- Bank fees: these include a valuation fee (property assessment fees are usually between R1,000–R3,000), registration fee (between R70–R1,250), mortgage initiation fee (between R200–R5,000), interim interest (from registration to first instalment) and administration fee (monthly handling fee is usually between R5–R25);
- Transfer duty: ranges from 0% on properties up to R900,000, to 11% on properties over R10,000,000;
- Conveyancing fee: between ZAR 1,250–R36,000, plus VAT;
- Building insurance: usually required by South African mortgage lenders. See more information in our guide to insurance in South Africa
You can check administration costs with this South African mortgage calculator.
There are no tax benefits if you own and live in a South African home.
Tax deductions on homeownership expenses apply only to second homes and those bought for buy-to-let investment.
Any rental income derived from the property needs to be added to other taxable income, but the following expenses are tax deductible:
- rates and taxes;
- bond interest;
- fees for letting agents managing the property;
- homeowners insurance;
- garden services;
- repairs and maintenance (but not improvement costs);
- security and property levies.
See our guide to taxation in South Africa for more information.
You will need to follow these steps to apply for a mortgage in South Africa:
- Decide if you want to apply directly through a bank or use a mortgage broker.
- Choose an appropriate mortgage and find a qualified solicitor to act on your behalf.
- Hand over the requested paperwork to the bank or broker.
- Work out what will be the maximum amount you can borrow, how much monthly payments will be, and any additional fees. You can do this using the South African mortgage calculators.
- Find a suitable property within your budget and make a formal offer.
- Once the price has been agreed, you will have to pay the mortgage deposit to secure the sale and agree on a completion date.
Banks in South Africa offering mortgages to foreigners
All major banks in South Africa offer mortgages to expats, including:
Mortgage brokers in South Africa
There are three main types of South African mortgages.

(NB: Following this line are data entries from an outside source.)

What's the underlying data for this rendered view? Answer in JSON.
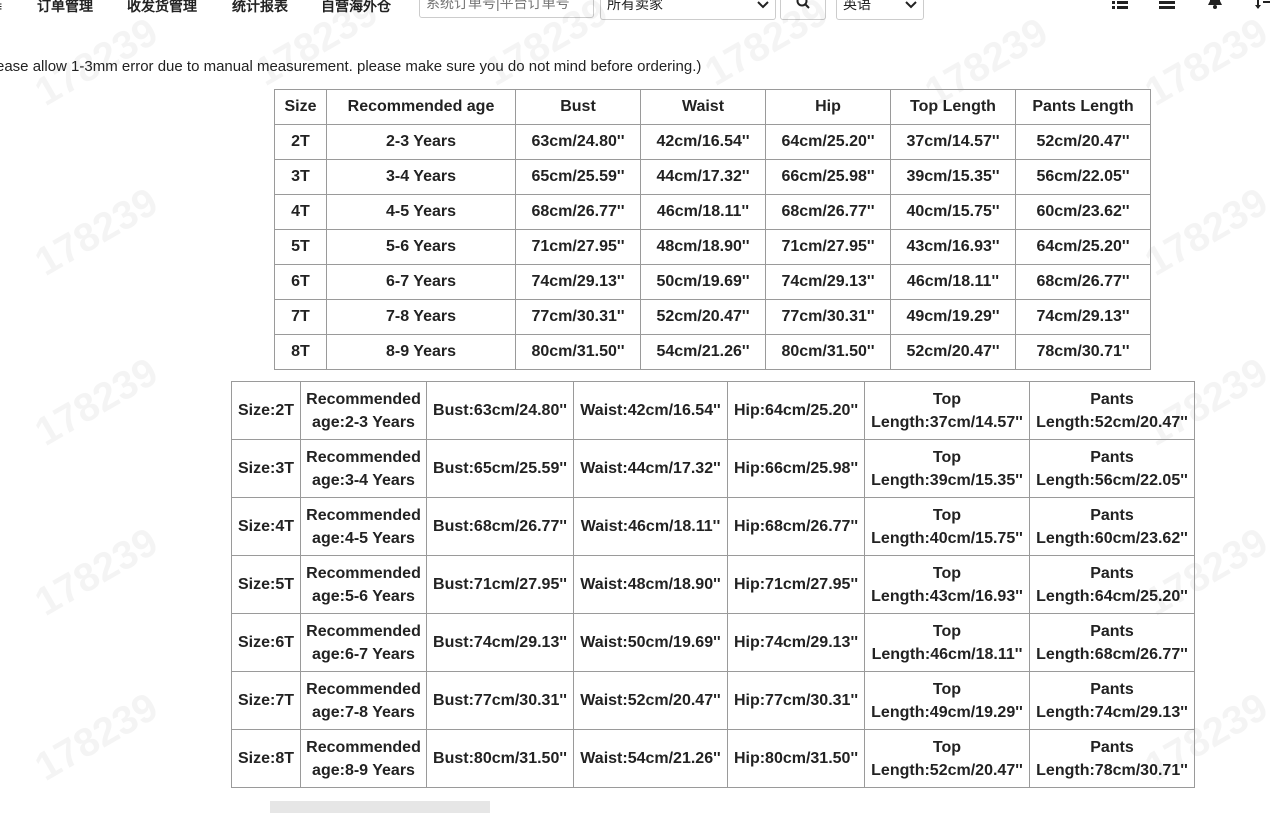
{
  "topbar": {
    "nav": [
      "订单管理",
      "收发货管理",
      "统计报表",
      "自营海外仓"
    ],
    "search_placeholder": "系统订单号|平台订单号",
    "buyer_select": "所有卖家",
    "language_select": "英语",
    "icons": [
      "list-icon",
      "menu-icon",
      "bell-icon",
      "sort-icon",
      "search-icon"
    ]
  },
  "note": "ease allow 1-3mm error due to manual measurement. please make sure you do not mind before ordering.)",
  "watermark": "178239",
  "table1": {
    "headers": [
      "Size",
      "Recommended age",
      "Bust",
      "Waist",
      "Hip",
      "Top Length",
      "Pants Length"
    ],
    "rows": [
      [
        "2T",
        "2-3 Years",
        "63cm/24.80''",
        "42cm/16.54''",
        "64cm/25.20''",
        "37cm/14.57''",
        "52cm/20.47''"
      ],
      [
        "3T",
        "3-4 Years",
        "65cm/25.59''",
        "44cm/17.32''",
        "66cm/25.98''",
        "39cm/15.35''",
        "56cm/22.05''"
      ],
      [
        "4T",
        "4-5 Years",
        "68cm/26.77''",
        "46cm/18.11''",
        "68cm/26.77''",
        "40cm/15.75''",
        "60cm/23.62''"
      ],
      [
        "5T",
        "5-6 Years",
        "71cm/27.95''",
        "48cm/18.90''",
        "71cm/27.95''",
        "43cm/16.93''",
        "64cm/25.20''"
      ],
      [
        "6T",
        "6-7 Years",
        "74cm/29.13''",
        "50cm/19.69''",
        "74cm/29.13''",
        "46cm/18.11''",
        "68cm/26.77''"
      ],
      [
        "7T",
        "7-8 Years",
        "77cm/30.31''",
        "52cm/20.47''",
        "77cm/30.31''",
        "49cm/19.29''",
        "74cm/29.13''"
      ],
      [
        "8T",
        "8-9 Years",
        "80cm/31.50''",
        "54cm/21.26''",
        "80cm/31.50''",
        "52cm/20.47''",
        "78cm/30.71''"
      ]
    ]
  },
  "table2": {
    "rows": [
      [
        [
          "Size:2T"
        ],
        [
          "Recommended",
          "age:2-3 Years"
        ],
        [
          "Bust:63cm/24.80''"
        ],
        [
          "Waist:42cm/16.54''"
        ],
        [
          "Hip:64cm/25.20''"
        ],
        [
          "Top",
          "Length:37cm/14.57''"
        ],
        [
          "Pants",
          "Length:52cm/20.47''"
        ]
      ],
      [
        [
          "Size:3T"
        ],
        [
          "Recommended",
          "age:3-4 Years"
        ],
        [
          "Bust:65cm/25.59''"
        ],
        [
          "Waist:44cm/17.32''"
        ],
        [
          "Hip:66cm/25.98''"
        ],
        [
          "Top",
          "Length:39cm/15.35''"
        ],
        [
          "Pants",
          "Length:56cm/22.05''"
        ]
      ],
      [
        [
          "Size:4T"
        ],
        [
          "Recommended",
          "age:4-5 Years"
        ],
        [
          "Bust:68cm/26.77''"
        ],
        [
          "Waist:46cm/18.11''"
        ],
        [
          "Hip:68cm/26.77''"
        ],
        [
          "Top",
          "Length:40cm/15.75''"
        ],
        [
          "Pants",
          "Length:60cm/23.62''"
        ]
      ],
      [
        [
          "Size:5T"
        ],
        [
          "Recommended",
          "age:5-6 Years"
        ],
        [
          "Bust:71cm/27.95''"
        ],
        [
          "Waist:48cm/18.90''"
        ],
        [
          "Hip:71cm/27.95''"
        ],
        [
          "Top",
          "Length:43cm/16.93''"
        ],
        [
          "Pants",
          "Length:64cm/25.20''"
        ]
      ],
      [
        [
          "Size:6T"
        ],
        [
          "Recommended",
          "age:6-7 Years"
        ],
        [
          "Bust:74cm/29.13''"
        ],
        [
          "Waist:50cm/19.69''"
        ],
        [
          "Hip:74cm/29.13''"
        ],
        [
          "Top",
          "Length:46cm/18.11''"
        ],
        [
          "Pants",
          "Length:68cm/26.77''"
        ]
      ],
      [
        [
          "Size:7T"
        ],
        [
          "Recommended",
          "age:7-8 Years"
        ],
        [
          "Bust:77cm/30.31''"
        ],
        [
          "Waist:52cm/20.47''"
        ],
        [
          "Hip:77cm/30.31''"
        ],
        [
          "Top",
          "Length:49cm/19.29''"
        ],
        [
          "Pants",
          "Length:74cm/29.13''"
        ]
      ],
      [
        [
          "Size:8T"
        ],
        [
          "Recommended",
          "age:8-9 Years"
        ],
        [
          "Bust:80cm/31.50''"
        ],
        [
          "Waist:54cm/21.26''"
        ],
        [
          "Hip:80cm/31.50''"
        ],
        [
          "Top",
          "Length:52cm/20.47''"
        ],
        [
          "Pants",
          "Length:78cm/30.71''"
        ]
      ]
    ]
  }
}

You will be able to discuss with your bank or broker which is most suitable for you.
This is a type of mortgage where the interest rate is set at a fixed amount throughout the repayment period, and it is not affected by fluctuations in the interest rate.

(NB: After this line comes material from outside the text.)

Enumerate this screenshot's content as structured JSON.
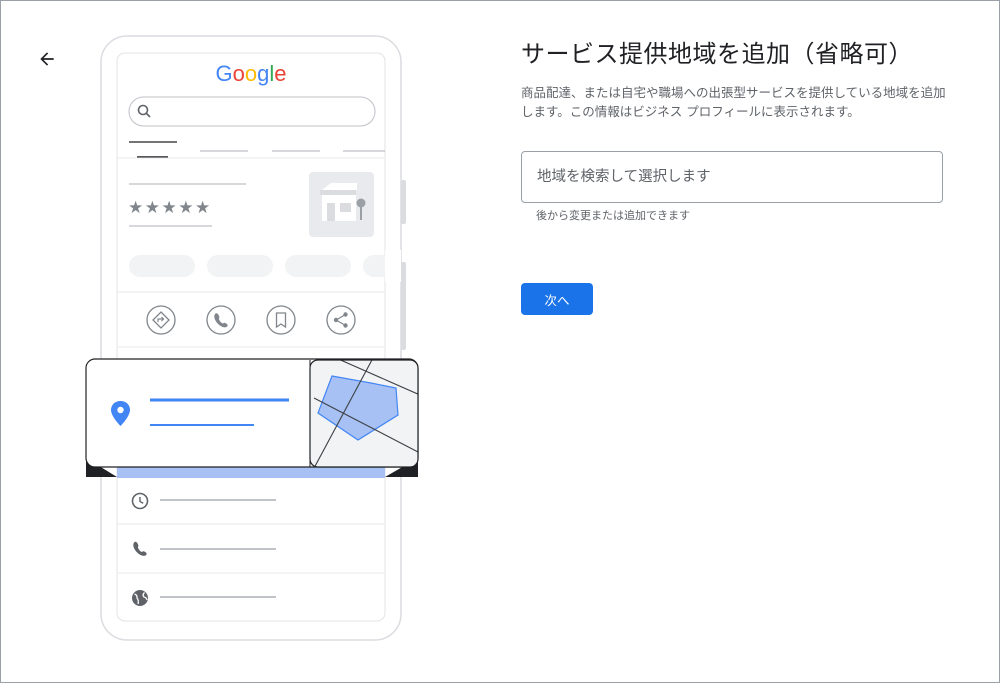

Fixed-rate mortgages in South Africa are generally less popular due to uncompetitive interest rates offered by South African banks.
If you have a variable-rate mortgage, your monthly repayments will vary according to the current interest rate in South Africa.

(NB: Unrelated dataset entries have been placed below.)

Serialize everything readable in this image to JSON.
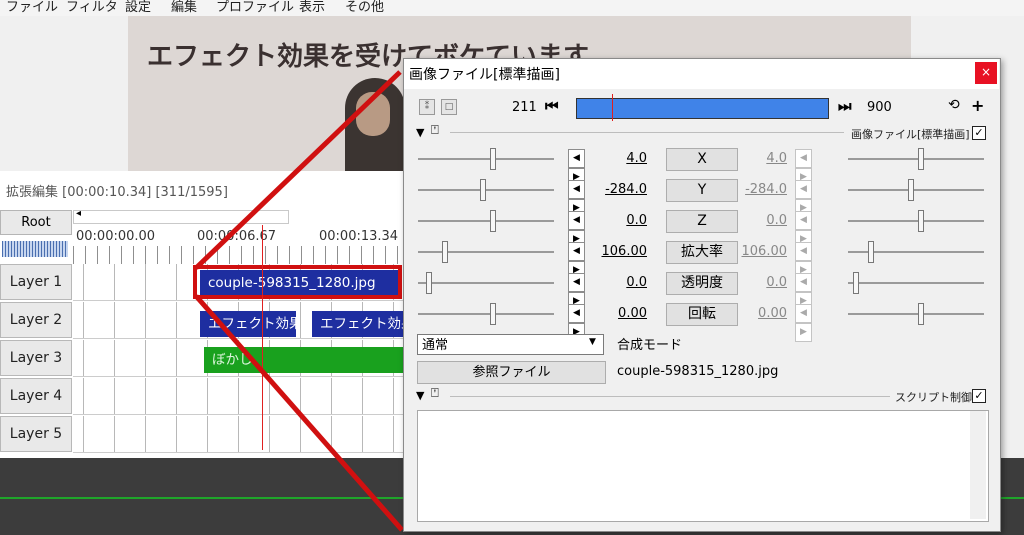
{
  "menubar": {
    "items": [
      "ファイル",
      "フィルタ",
      "設定",
      "編集",
      "プロファイル",
      "表示",
      "その他"
    ]
  },
  "preview": {
    "caption": "エフェクト効果を受けてボケています"
  },
  "timeline": {
    "title": "拡張編集 [00:00:10.34] [311/1595]",
    "root_label": "Root",
    "timecodes": [
      "00:00:00.00",
      "00:00:06.67",
      "00:00:13.34"
    ],
    "layers": [
      "Layer 1",
      "Layer 2",
      "Layer 3",
      "Layer 4",
      "Layer 5"
    ],
    "clips": {
      "layer1": "couple-598315_1280.jpg",
      "layer2a": "エフェクト効果を",
      "layer2b": "エフェクト効果を",
      "layer3": "ぼかし"
    }
  },
  "dialog": {
    "title": "画像ファイル[標準描画]",
    "close_glyph": "×",
    "frame_current": "211",
    "frame_end": "900",
    "section_label": "画像ファイル[標準描画]",
    "params": [
      {
        "name": "X",
        "value": "4.0",
        "end_value": "4.0"
      },
      {
        "name": "Y",
        "value": "-284.0",
        "end_value": "-284.0"
      },
      {
        "name": "Z",
        "value": "0.0",
        "end_value": "0.0"
      },
      {
        "name": "拡大率",
        "value": "106.00",
        "end_value": "106.00"
      },
      {
        "name": "透明度",
        "value": "0.0",
        "end_value": "0.0"
      },
      {
        "name": "回転",
        "value": "0.00",
        "end_value": "0.00"
      }
    ],
    "blend_mode": "通常",
    "blend_label": "合成モード",
    "ref_button": "参照ファイル",
    "file_name": "couple-598315_1280.jpg",
    "script_label": "スクリプト制御"
  },
  "colors": {
    "accent_red": "#d01010",
    "seekbar_blue": "#4083e8",
    "clip_blue": "#1e2ea0",
    "clip_green": "#19a11e"
  }
}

Although there is less certainty regarding repayment amounts with this type mortgage, it is more commonly taken out than a fixed-rate mortgage.
Interest-only mortgages allow you to just pay off the interest for a set period (usually 20 years), and then pay off the balance owed on the mortgage in one lump sum at the end of the term.
This is a newer type of mortgage in South Africa, but has been used in several other countries for quite a while. However, it’s become more difficult to take out this kind of mortgage since the 2008 financial crash.
Not all South African banks will offer an interest-only mortgage and it’s the most difficult one to apply for. It’s generally used for buy-to-let purchasers and in cases where the buyers can demonstrate they will have the capability to pay off the lump sum at the end of the term.